** YOUR OBJECTIVE **
The answer must restate every record word for word.

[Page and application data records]
◇ ◇ ◇ ◇ ◇
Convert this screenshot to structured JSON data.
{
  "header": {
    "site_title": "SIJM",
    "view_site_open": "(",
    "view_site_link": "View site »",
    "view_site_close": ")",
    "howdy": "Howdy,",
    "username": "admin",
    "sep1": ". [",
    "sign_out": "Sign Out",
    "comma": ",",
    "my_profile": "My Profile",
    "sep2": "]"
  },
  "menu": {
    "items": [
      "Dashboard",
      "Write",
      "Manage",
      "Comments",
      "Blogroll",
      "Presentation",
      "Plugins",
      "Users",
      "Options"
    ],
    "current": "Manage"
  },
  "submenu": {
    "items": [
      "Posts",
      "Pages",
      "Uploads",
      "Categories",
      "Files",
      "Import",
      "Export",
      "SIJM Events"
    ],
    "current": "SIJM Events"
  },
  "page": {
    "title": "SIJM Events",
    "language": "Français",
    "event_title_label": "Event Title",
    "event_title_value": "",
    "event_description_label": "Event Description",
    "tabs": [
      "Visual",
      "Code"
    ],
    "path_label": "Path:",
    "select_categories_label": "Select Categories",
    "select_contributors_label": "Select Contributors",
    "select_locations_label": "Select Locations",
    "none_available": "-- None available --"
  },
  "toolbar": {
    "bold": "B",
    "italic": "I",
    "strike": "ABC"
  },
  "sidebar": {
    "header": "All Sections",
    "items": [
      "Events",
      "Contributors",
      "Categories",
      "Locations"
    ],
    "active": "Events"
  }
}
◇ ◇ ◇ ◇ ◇
** YOUR RESPONSE **
Convert this screenshot to structured JSON data.
{
  "header": {
    "site_title": "SIJM",
    "view_site_open": "(",
    "view_site_link": "View site »",
    "view_site_close": ")",
    "howdy": "Howdy,",
    "username": "admin",
    "sep1": ". [",
    "sign_out": "Sign Out",
    "comma": ",",
    "my_profile": "My Profile",
    "sep2": "]"
  },
  "menu": {
    "items": [
      "Dashboard",
      "Write",
      "Manage",
      "Comments",
      "Blogroll",
      "Presentation",
      "Plugins",
      "Users",
      "Options"
    ],
    "current": "Manage"
  },
  "submenu": {
    "items": [
      "Posts",
      "Pages",
      "Uploads",
      "Categories",
      "Files",
      "Import",
      "Export",
      "SIJM Events"
    ],
    "current": "SIJM Events"
  },
  "page": {
    "title": "SIJM Events",
    "language": "Français",
    "event_title_label": "Event Title",
    "event_title_value": "",
    "event_description_label": "Event Description",
    "tabs": [
      "Visual",
      "Code"
    ],
    "path_label": "Path:",
    "select_categories_label": "Select Categories",
    "select_contributors_label": "Select Contributors",
    "select_locations_label": "Select Locations",
    "none_available": "-- None available --"
  },
  "toolbar": {
    "bold": "B",
    "italic": "I",
    "strike": "ABC"
  },
  "sidebar": {
    "header": "All Sections",
    "items": [
      "Events",
      "Contributors",
      "Categories",
      "Locations"
    ],
    "active": "Events"
  }
}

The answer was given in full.